§ Activity: Take each line of the entries below that contains "icon" and copy it.
═════ Input records ═════
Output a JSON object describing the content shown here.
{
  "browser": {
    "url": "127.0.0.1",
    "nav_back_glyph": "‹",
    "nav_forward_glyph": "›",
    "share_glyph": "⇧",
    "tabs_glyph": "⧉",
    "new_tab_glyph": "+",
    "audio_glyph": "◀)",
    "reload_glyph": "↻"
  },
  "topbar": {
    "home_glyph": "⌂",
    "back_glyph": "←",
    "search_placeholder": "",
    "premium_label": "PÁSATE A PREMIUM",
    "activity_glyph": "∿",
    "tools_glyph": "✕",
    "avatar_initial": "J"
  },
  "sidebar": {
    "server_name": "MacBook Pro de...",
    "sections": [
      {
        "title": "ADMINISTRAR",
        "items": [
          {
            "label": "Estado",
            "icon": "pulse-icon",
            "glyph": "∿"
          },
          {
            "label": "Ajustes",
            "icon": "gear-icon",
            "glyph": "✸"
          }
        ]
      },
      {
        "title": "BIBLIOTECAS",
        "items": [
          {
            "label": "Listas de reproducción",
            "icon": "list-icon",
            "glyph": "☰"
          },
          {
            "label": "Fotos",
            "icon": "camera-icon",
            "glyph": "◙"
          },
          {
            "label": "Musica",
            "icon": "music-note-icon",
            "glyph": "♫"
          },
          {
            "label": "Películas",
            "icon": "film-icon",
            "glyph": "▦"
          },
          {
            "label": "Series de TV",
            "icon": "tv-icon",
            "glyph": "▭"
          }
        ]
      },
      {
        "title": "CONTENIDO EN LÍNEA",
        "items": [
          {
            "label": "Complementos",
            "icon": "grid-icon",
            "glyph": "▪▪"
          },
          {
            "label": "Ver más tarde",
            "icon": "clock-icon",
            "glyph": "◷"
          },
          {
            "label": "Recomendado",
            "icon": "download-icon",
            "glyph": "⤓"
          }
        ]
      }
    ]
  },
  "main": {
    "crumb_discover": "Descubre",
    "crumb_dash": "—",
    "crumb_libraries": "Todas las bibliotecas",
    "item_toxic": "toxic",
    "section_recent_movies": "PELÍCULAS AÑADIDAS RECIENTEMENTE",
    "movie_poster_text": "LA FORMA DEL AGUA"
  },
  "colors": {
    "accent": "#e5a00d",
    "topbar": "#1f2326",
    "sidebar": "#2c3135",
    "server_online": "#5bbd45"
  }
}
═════
§ Response for this exercise:
            "icon": "pulse-icon",
            "icon": "gear-icon",
            "icon": "list-icon",
            "icon": "camera-icon",
            "icon": "music-note-icon",
            "icon": "film-icon",
            "icon": "tv-icon",
            "icon": "grid-icon",
            "icon": "clock-icon",
            "icon": "download-icon",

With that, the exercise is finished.